As I was flicking through a political website the other day, I spotted a curious fact. According to calculations by Bloomberg, two of the five largest donors to the Republican party hail from the gambling industry. One, Sheldon Adelson, presides over a global empire of casinos, hotels and convention centres (such as The Venetian in Las Vegas); the other is Stephen Wynn, a man who played a key role in revitalising Las Vegas (via the Wynn Resorts group). And while both of them have tried to stay out of the limelight, Adelson is spending tens of millions of dollars on the campaign, and Wynn is offering sizeable donations too.
Is this a coincidence? Perhaps. The other big donors on both sides hail from a wide range of other business backgrounds, such as finance, real estate and manufacturing. But, if nothing else, the presence of those tycoons casts a spotlight on a fascinating cultural contradiction.
In some respects, the United States is a place that would prefer to sweep gambling out of public view, in line with its puritan past. During much of the country’s history, gambling has been explicitly banned. And even when it has been permitted or tolerated, it has almost always aroused unease and been pushed into the geographical and cultural margins of society.

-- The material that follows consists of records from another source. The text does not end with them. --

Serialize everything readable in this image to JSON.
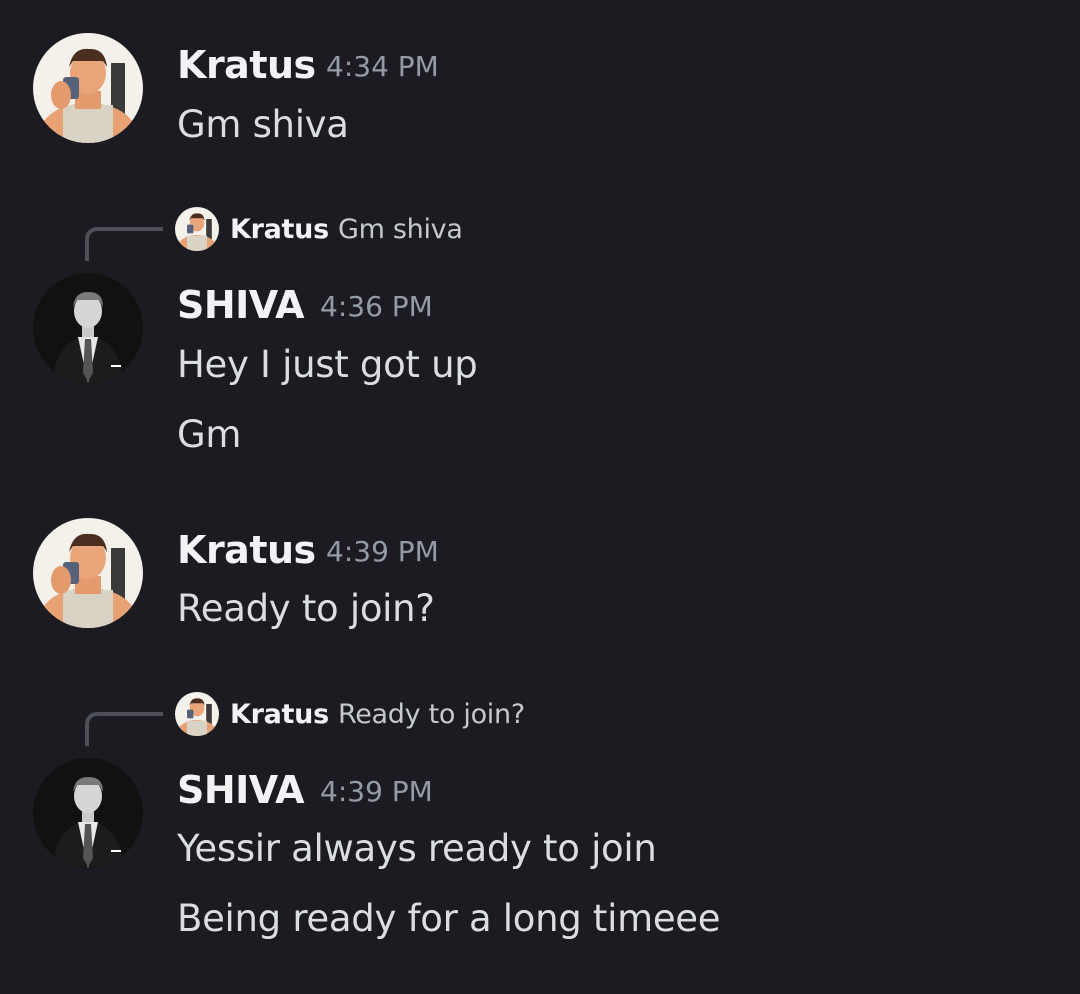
{
  "colors": {
    "background": "#1b1b21",
    "author": "#f2f3f5",
    "message": "#dbdee1",
    "timestamp": "#949ba4",
    "reply_line": "#4e5058"
  },
  "messages": [
    {
      "author": "Kratus",
      "time": "4:34 PM",
      "avatar_icon": "muscular-man-selfie-avatar",
      "lines": [
        "Gm shiva"
      ]
    },
    {
      "author": "SHIVA",
      "time": "4:36 PM",
      "avatar_icon": "man-in-suit-avatar",
      "reply": {
        "author": "Kratus",
        "text": "Gm shiva"
      },
      "lines": [
        "Hey I just got up",
        "Gm"
      ]
    },
    {
      "author": "Kratus",
      "time": "4:39 PM",
      "avatar_icon": "muscular-man-selfie-avatar",
      "lines": [
        "Ready to join?"
      ]
    },
    {
      "author": "SHIVA",
      "time": "4:39 PM",
      "avatar_icon": "man-in-suit-avatar",
      "reply": {
        "author": "Kratus",
        "text": "Ready to join?"
      },
      "lines": [
        "Yessir always ready to join",
        "Being ready for a long timeee"
      ]
    }
  ]
}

In the mid-19th century, for example, gambling was permitted in Mississippi – but only on river boats that were separated from society at large. Then, in the 20th century, some states legalised gambling in certain regions, such as Nevada (in the 1930s) and Atlantic City (in the 1970s). A host of Indian reservations took advantage of their special legal status to do the same. Zoning laws made it relatively easy to keep this culturally and geographically ringfenced and thus for mainstream Americans to avert their eyes. Such ringfencing was made easier still because groups such as the Indian reservations deftly filled that economic and cultural niche (not unlike the way Jewish communities provided lending services to Christians in Europe 700 years ago, when lending also aroused ambivalence).
And yet in spite of this double-think – or, because of it – gambling carries powerful economic clout. According to the American Gaming Association, legal gambling revenues were $92bn in 2007 (the last published data). Out of that, $26bn came from those Indian reservation casinos. However, one of the most peculiar aspects of the whole gambling game is that government is involved too: state-run lotteries produced another $25bn of revenues. Commercial casinos, of the sort run by Adelson and Wynn, produced some $34bn of revenues, generating more than 350,000 jobs. (And that is before anyone even tries to calculate the growth of internet gambling, such as online poker.)
So does that mean it is time to accept the inevitable – and openly celebrate gambling? American society might seem to be moving that way: more regions are now legalising casinos, say, and they are becoming more visible and acceptable in mainstream life. But personally, that trend makes me wince. A few years ago, I visited Atlantic City and was left very uneasy by what I saw; though many punters were enjoying themselves, others had a pinched, glassy stare. What was particularly unnerving was that many of those pinched faces did not look wealthy at all; worse, they were gambling in a venue dotted with pawn shops and where free alcohol was constantly served. The casinos had clearly perfected the system to keep some players chained to the machines and tables until their last drop of financial blood had been spent.
Of course, many gaming fans would argue that this characterisation is unfair. I recently met with Gary Loveman, the thoughtful head of the Caesars group, who pointed out that it is hypocritical to criticise gaming for being good at sucking dollars out of customers, unless you also cast the finger at other businesses, such as retailers or food. Studies by psychologists suggest only a tiny proportion of the population can be defined as compulsive gamblers. These days the gambling industry is surrounded by a dense thicket of regulations, intended to keep criminals out of the business. And men such as Loveman say they have an incentive to treat consumers fairly. He claims, for example, that he would rather not serve free alcohol to customers as they play, but is prompted to do so by competitive pressures (ie without a ban, it is hard for one casino to break ranks).
Yet those contradictions remain. Adelson and Wynn may be big Republican donors, but the Republican Christian right is anti-gambling. Casinos might be mutiplying, but most American voters do not want to think about the morality, say, of serving free alcohol to gamblers. And government rules swathe the sector. Yet the state itself is reaping fat benefits by persuading (mostly poor) people to gamble, via lotteries.
The only thing that is clear is that all this ambivalence creates rich pickings for some; and, of course, revenues for the political machine, at a time when billionaires are ever more eager to spend money to influence how the wheel spins in the 2012 election game.